Monterrey, a Pioneer of Bioenergy GenerationWed, 02/19/2014 - 09:19
The metropolitan area of Monterrey, the industrial heartland of Mexico, is formed by nine municipalities. One of these, San Pedro Garza García, is not only the richest municipality in Mexico, but in all of Latin America. With a population of 4.5 million – of which 4 million are concentrated in the Monterrey metropolitan area – the state of Nuevo Leon contributes to 7.5% of the national GDP, while Monterrey produces 1.2 million tonnes of waste a year.
SIMEPRODE (Integral System for Ecological Management and Processing of Waste) was created in 1990 with the goal of providing a solution to the disposal of the waste generated by Monterrey and the rest of the state. Its Director General, Ovidio Alfonso Elizondo, recalls the company originally found support at the highest level, since municipalities could not each afford their own landfill, making waste disposal a real problem. Currently, SIMEPRODE receives close to 4,500 tonnes daily across 13 landfills dotted throughout the state. Not keen on letting opportunities go to waste, the company began producing energy in one of its landfills in 2003. “We started producing 7MW from methane gas. The landfill kept growing and in 2007 we increased production to 12MW. Right now, we are at 17MW.”
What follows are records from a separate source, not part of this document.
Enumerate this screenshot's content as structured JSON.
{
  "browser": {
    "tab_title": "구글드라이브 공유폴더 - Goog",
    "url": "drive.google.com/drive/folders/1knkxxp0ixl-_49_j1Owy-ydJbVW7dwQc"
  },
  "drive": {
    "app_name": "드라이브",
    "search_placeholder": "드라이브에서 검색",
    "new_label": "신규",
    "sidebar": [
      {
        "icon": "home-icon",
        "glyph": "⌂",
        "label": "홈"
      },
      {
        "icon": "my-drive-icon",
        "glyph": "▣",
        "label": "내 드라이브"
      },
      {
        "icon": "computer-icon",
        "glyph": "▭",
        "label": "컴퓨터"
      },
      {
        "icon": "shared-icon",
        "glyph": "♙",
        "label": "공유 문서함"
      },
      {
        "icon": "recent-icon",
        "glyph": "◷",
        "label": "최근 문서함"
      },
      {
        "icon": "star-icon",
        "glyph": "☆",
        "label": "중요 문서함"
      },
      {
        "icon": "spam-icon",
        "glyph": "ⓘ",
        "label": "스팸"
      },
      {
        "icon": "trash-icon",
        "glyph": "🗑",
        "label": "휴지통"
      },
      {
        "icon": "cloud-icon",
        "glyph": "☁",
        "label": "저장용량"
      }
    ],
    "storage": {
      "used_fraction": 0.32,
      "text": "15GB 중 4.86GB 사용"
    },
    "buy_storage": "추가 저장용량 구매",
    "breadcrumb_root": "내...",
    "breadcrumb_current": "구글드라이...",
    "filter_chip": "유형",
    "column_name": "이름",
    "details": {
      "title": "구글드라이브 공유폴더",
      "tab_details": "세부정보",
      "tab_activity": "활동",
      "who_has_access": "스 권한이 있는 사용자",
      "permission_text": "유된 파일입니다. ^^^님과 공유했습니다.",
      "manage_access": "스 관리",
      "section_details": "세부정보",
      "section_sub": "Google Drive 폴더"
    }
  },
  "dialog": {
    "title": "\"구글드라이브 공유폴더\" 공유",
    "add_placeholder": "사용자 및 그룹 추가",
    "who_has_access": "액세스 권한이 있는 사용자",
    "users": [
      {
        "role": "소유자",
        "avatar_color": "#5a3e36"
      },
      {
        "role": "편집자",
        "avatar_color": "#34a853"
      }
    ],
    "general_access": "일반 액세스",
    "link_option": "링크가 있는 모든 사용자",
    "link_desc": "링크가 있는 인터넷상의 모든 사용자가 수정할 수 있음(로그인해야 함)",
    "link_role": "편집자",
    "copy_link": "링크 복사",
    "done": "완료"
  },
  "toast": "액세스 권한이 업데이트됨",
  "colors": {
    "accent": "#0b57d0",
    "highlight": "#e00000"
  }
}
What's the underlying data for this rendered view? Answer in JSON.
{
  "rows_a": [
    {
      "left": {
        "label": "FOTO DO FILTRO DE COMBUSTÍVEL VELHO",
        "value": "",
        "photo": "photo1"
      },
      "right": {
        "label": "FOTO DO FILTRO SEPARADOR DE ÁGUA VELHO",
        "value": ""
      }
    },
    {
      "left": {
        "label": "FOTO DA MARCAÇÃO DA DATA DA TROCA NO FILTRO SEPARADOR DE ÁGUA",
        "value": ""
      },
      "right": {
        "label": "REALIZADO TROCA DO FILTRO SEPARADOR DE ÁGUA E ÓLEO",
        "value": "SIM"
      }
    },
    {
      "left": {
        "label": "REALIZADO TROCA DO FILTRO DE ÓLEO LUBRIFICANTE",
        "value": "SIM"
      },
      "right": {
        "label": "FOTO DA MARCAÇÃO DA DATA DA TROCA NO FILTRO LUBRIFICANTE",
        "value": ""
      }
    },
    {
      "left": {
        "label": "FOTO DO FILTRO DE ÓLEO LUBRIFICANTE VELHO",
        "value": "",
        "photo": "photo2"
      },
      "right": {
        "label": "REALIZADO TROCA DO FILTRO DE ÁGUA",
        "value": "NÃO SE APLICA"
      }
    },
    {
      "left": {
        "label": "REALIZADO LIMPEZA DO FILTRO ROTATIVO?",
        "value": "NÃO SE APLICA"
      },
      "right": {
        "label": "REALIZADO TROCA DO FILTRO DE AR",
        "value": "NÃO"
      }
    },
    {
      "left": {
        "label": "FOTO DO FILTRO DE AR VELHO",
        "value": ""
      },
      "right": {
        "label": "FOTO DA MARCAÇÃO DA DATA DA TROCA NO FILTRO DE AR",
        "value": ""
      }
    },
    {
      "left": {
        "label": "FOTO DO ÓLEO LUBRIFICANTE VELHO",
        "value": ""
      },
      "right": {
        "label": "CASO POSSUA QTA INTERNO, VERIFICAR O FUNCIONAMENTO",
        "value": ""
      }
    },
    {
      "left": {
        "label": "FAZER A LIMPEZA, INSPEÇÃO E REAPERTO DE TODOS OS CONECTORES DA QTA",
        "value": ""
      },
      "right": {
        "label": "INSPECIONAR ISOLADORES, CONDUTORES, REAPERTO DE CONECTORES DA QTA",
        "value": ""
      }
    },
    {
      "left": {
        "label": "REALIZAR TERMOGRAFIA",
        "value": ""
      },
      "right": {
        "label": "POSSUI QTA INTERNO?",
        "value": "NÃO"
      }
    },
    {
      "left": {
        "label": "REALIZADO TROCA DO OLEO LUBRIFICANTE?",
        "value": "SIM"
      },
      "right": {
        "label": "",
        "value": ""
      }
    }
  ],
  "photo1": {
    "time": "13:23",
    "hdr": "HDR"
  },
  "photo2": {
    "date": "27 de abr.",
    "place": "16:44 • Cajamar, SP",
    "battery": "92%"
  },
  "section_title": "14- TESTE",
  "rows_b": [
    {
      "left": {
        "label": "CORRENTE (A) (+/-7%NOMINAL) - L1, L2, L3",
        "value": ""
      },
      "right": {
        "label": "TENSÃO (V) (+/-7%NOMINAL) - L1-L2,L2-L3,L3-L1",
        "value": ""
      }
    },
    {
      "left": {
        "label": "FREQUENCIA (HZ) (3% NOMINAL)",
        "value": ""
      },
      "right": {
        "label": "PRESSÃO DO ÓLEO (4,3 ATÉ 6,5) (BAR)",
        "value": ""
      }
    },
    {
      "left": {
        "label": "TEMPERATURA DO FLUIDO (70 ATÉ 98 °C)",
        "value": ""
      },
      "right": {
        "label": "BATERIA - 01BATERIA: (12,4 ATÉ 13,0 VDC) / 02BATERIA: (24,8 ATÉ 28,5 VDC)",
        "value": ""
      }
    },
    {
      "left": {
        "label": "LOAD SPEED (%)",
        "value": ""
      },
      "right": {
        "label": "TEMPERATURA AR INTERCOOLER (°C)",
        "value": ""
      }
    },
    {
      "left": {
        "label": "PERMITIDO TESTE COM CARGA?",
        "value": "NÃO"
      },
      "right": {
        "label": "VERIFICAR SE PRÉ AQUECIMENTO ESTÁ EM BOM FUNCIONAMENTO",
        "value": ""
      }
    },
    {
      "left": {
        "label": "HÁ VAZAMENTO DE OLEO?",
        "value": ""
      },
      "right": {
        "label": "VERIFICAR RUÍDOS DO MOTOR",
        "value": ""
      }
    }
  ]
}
Back in 2002, when SIMEPRODE was planning on building a bioenergy power plant, it partnered with SEISA Energy, another renewable energy firm based in Monterrey. The partnership has been very successful since SIMEPRODE manages the gas and leaves the operations to SEISA. Once the plant began operation, the state of Nuevo Leon became a pioneer in bioenergy production. The World Bank provided financing for the construction of the energy plant and, after the first phase was completed, it recognized SIMEPRODE and SEISA for preventing the emission of 46,280 tonnes of methane gas, the equivalent to 83,796 tonnes of CO2.
The energy production project did not have any significant social or political challenges, given the widespread positive reception it garnered, and became a nationwide example for waste management. However, the regulatory framework posed certain challenges, given the limitations it contained, with changes being needed to make the project profitable. “Previously, the law did not consider methane gas a renewable energy source, so there were legal obstacles that we had to overcome,” Elizondo says.
The firm’s main achievement in this regard was having methane gas considered as renewable, instead of a form of natural gas. Elizondo says the change in the legislation has facilitated many renewable energy projects by enabling them to become profitable and self-sustaining. In order to be granted the waste, SIMEPRODE has contracts with municipal governments but must also make sure to offer a cost competitive service. Elizondo claims a former governor of Nuevo Leon instructed the company to charge as little as possible to benefit the community. Currently, SIMEPRODE charges around MX$60 (US$5) per tonne, but turns a profit from its energy production. On the other hand, the project has also qualified for carbon credits, the sale of which has further enabled the company to support its facilities.
One of the difficulties of creating bioenergy is dealing with leachate, the pools of liquids in landfills that often contain dissolved or suspended materials that can be harmful. Elizondo explains leachate has to be dealt with carefully in order to keep gas production simple. “You need to build a cell to extract methane gas. You dig a hole, fill it with waste, compress it, encapsulate it using a membrane, cover it with dirt, and then you drill, as if you were extracting natural gas.” He notes that most Mexican landfills are not built properly, causing the gas to escape because it is not properly confined. “This is a matter of initial landfill planning,” he adds.
Elizondo notes that people are becoming more conscious about recycling and sorting. “There is more environmental awareness and we have a couple of school-oriented programs to foster such awareness.” The efforts have today borne fruit since the sorting plant is getting less material, meaning people are increasingly sorting their trash at home. “Recycling should be promoted everywhere, and it is a profitable activity. There are programs in which people receive customer points or other rewards in exchange for their recyclables, such as aluminum or cardboard.” Despite this downturn, the plant still processes around 800 tonnes of waste a day, of which 50 tonnes are recyclable products that are reincorporated into industrial processes.
SIMEPRODE’s work has gained national and international recognition, but although there have been attempts to replicate its processes in Ciudad Juarez and Aguascalientes, these have not proven fruitful to date. Elizondo believes that unlocking this success is a matter of working on confinement methods and expects that bioenergy production methods will eventually be replicated around the country. “We are open to the national and international community. We provide tours, information, consulting services, the complete package that interested parties need to develop similar projects,” he says and adds the company is currently focusing on expanding its energy production capacity to 24MW.
But where does the energy produced by SIMEPRODE- SEISA go? The energy feeds 80% of the public lighting of seven municipalities in the area, it powers lines I and II of Monterrey’s subway system, as well as the Palace of Government and other government offices. Not bad for 1.2 million tonnes of annual waste.